§ **WHAT IS REQUIRED**
Every line of the entries below that mentions "GetVersion" is to be copied out.

§ **DATA FOR PROCESSING**

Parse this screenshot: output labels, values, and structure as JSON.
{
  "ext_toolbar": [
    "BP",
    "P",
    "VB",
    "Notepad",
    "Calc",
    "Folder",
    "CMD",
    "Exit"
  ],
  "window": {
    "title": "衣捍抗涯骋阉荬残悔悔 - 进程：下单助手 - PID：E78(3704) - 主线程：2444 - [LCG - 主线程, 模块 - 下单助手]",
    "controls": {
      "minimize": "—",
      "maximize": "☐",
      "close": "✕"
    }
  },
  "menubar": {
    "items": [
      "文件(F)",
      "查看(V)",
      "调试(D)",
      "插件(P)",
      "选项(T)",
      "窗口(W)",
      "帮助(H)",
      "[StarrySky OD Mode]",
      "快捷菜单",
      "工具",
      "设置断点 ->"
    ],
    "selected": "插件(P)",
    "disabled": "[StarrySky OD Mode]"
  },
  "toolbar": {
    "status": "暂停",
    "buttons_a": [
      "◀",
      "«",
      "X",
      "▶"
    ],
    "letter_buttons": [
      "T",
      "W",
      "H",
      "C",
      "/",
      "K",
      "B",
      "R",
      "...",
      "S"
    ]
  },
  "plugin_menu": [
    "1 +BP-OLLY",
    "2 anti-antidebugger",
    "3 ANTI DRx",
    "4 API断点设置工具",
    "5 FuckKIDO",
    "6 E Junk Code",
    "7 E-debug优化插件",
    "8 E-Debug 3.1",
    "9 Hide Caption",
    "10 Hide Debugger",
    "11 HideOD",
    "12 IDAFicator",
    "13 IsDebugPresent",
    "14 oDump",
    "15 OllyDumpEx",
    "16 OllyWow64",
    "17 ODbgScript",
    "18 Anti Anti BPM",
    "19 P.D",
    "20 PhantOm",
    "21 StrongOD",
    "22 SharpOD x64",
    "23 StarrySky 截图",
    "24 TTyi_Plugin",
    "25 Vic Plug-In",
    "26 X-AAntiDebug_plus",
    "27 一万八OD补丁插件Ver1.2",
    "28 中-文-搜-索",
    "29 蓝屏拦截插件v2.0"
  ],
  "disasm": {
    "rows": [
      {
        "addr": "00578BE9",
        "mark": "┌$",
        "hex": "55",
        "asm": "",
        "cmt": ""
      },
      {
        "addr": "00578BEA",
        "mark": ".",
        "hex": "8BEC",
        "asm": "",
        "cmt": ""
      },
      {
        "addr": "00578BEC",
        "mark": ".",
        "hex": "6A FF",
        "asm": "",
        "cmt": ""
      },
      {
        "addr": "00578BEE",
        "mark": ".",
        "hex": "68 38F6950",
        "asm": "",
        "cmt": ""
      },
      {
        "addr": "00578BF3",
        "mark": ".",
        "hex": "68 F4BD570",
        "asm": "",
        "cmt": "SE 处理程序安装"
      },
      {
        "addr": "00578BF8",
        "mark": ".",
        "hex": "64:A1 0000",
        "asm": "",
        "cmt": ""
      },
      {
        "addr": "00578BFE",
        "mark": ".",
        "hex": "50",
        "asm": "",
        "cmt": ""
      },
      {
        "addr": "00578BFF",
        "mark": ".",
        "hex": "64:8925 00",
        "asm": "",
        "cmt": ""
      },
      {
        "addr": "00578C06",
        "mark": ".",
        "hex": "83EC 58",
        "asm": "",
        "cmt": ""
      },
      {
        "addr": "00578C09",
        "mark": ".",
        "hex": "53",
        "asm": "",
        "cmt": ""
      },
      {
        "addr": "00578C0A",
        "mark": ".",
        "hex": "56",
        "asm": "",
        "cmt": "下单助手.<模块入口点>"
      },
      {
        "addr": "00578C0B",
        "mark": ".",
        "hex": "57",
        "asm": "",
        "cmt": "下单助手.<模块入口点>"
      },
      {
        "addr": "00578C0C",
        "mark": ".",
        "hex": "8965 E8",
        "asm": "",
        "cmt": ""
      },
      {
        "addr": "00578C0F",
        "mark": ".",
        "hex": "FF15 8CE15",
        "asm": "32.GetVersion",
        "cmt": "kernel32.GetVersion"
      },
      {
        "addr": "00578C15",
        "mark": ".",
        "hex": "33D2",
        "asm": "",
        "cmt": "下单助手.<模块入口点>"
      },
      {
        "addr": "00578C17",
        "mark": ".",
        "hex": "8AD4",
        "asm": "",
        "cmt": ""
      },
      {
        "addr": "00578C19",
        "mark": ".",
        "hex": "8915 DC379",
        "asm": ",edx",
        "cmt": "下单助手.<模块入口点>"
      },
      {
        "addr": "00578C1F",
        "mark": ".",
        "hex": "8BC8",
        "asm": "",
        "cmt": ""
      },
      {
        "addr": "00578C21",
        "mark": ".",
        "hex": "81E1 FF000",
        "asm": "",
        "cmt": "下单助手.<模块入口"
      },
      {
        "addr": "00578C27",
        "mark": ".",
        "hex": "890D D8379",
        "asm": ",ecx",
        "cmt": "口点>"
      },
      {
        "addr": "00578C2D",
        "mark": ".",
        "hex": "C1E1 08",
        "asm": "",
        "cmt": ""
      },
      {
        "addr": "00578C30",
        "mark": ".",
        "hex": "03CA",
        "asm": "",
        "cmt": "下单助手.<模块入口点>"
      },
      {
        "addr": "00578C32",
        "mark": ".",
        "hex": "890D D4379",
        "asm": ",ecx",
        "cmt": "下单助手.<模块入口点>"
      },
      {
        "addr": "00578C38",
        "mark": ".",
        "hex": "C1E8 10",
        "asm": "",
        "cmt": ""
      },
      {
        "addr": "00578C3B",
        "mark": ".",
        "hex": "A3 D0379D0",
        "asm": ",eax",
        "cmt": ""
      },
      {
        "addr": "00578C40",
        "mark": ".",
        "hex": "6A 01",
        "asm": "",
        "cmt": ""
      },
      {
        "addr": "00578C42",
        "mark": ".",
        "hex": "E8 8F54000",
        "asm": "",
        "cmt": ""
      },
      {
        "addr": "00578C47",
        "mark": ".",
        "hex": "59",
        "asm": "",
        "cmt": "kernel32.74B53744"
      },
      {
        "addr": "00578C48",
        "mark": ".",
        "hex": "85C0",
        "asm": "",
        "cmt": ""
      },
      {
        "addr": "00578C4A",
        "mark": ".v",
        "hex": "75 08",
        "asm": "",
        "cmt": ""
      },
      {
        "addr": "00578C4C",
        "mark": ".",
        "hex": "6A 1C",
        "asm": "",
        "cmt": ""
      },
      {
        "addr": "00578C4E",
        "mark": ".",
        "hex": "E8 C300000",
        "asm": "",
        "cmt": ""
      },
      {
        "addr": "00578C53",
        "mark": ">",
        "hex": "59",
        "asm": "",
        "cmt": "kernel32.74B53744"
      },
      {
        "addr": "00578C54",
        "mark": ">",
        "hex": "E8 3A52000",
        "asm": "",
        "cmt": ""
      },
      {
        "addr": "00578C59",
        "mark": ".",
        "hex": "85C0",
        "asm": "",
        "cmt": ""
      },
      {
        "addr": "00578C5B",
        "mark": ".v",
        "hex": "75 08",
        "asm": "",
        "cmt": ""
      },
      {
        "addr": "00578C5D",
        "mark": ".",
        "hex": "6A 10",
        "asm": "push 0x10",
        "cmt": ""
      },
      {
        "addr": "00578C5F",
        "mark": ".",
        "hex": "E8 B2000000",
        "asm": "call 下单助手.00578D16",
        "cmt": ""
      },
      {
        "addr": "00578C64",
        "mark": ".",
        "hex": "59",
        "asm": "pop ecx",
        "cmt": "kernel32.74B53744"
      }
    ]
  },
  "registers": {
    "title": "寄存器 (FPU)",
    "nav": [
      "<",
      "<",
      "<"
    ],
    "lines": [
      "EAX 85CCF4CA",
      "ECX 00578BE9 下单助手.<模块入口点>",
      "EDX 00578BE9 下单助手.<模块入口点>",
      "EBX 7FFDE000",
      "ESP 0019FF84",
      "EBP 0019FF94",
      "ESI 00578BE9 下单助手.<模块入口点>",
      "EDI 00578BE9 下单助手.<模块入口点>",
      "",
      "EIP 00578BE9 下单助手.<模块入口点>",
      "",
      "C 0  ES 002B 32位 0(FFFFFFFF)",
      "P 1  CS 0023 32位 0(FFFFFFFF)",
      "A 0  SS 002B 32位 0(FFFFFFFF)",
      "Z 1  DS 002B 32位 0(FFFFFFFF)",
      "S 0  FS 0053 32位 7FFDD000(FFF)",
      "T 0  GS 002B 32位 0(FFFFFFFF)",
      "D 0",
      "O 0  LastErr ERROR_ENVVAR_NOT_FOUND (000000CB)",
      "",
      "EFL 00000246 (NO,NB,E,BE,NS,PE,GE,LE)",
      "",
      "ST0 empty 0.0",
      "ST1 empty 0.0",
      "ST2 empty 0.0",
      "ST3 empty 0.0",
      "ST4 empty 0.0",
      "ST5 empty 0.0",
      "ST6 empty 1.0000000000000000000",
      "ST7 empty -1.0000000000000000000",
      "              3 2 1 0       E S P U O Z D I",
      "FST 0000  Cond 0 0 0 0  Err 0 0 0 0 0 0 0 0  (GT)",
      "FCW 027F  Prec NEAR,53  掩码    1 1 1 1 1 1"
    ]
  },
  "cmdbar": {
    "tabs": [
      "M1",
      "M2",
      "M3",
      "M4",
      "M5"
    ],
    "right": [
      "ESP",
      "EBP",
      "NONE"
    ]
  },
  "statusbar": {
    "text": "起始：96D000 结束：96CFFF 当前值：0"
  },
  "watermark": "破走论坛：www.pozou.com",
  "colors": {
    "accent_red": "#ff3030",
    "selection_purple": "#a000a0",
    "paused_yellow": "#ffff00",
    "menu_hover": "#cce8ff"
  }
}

§ **RESULT OF THIS EXERCISE**
        "asm": "32.GetVersion",
        "cmt": "kernel32.GetVersion"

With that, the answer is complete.